Until today, as the King of Saudi Arabia has now decreed women can be at the wheel.
On William Faulkner’s birthday, thought you’d enjoy this passage from Intruder in the Dust. #williamfaulkner #birthday#womenatthewheel
“The American really loves nothing but his automobile: not his wife his child nor his country nor even his bank-account first … Because the automobile has become our national sex symbol….”
“the American woman has become cold and and undersexed; she has projected her libido on to the automobile not only because its glitter and gadgets and mobility pander to her vanity and incapacity … but because it will not maul her and tousle her, get her all sweaty and disarranged….”
“… the American man has got to make that car his own. …. spending all Sunday morning washing and polishing and waxing it because in doing that he is caressing the body of the woman who has long since now denied him her bed.”
For the full reading, check out: https://www.goodreads.com/…/146533-the-american-really-love…
Bruce Springsteen frequently refers to women as “girls” in his music and while he found freedom and mobility behind the wheel, he generally imagined women in the passenger seat (or the back seat).
“The key to the universe : Springsteen, masculinity, and the car” / by Katherine Parkin. Found in Bruce Springsteen and the American soul : essays on the songs and influence of a cultural icon, edited by David Izzo
Happy Birthday Bruce!
Delighted to announce that Women at the Wheel is now available at the University of Pennsylvania Press site (use PH89 for 20% discount) and Amazon — here I am with the first copy off the presses!
Car advertisers have appealed to women who were expected to take their children to/from school. As many Americans head back to school (or have in recent weeks), here’s a look at two Chevrolet ads featuring women, cars, and schools. This first is from National Geographic in 1923.
The second is from Look magazine in 1962.
From the preface of my book, Women at the Wheel:
Living in the suburbs in the late 1950s, author Betty Friedan preserved her writing time by having a taxi transport her children to school. Friedan realized that driving did not free her from the yoke of domesticity she so famously exposed in her classic, The Feminine Mystique.
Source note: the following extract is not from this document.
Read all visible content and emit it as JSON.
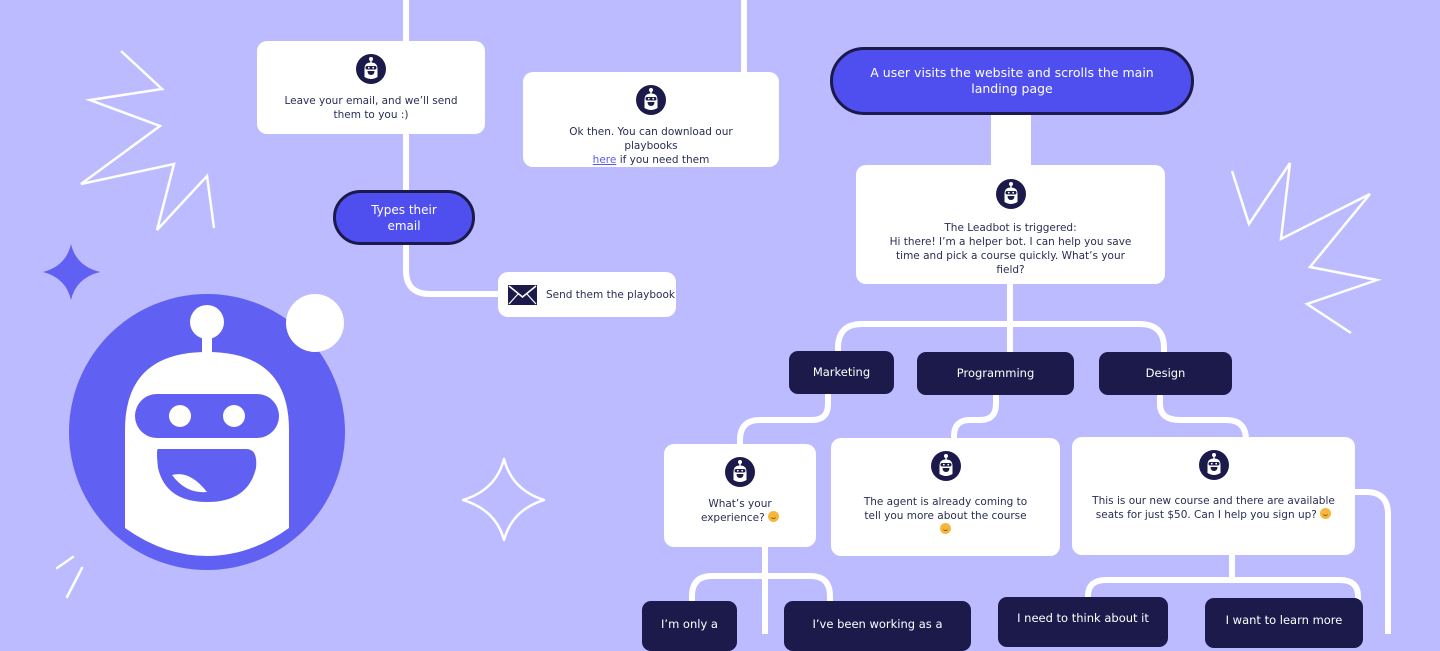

Instead, she recognized that for most women the car was principally a tool in service of the type of never-ending domestic work expected of them. Not only did women not find liberation on the road, but they also found themselves targeted by spurious stereotypes of “women drivers.” These myths, including a belief that women were excessively cautious, spatially inept, and fundamentally incompetent drivers, persisted with little change over the course of automobile history.
Beyoncé’s “Hold Up” takes on infidelity. In classic American fashion, one of the most popular ideas is that women who are cheated on attack cars, with baseball bats in this case, to express their “crazy” and send a clear message to cheating men. Attacking the car is a stand in for attacking the other woman/or in this case, women, and hitting men where it hurts. In this video she takes aim at a crazy number of cars!
Happy Birthday Beyoncé!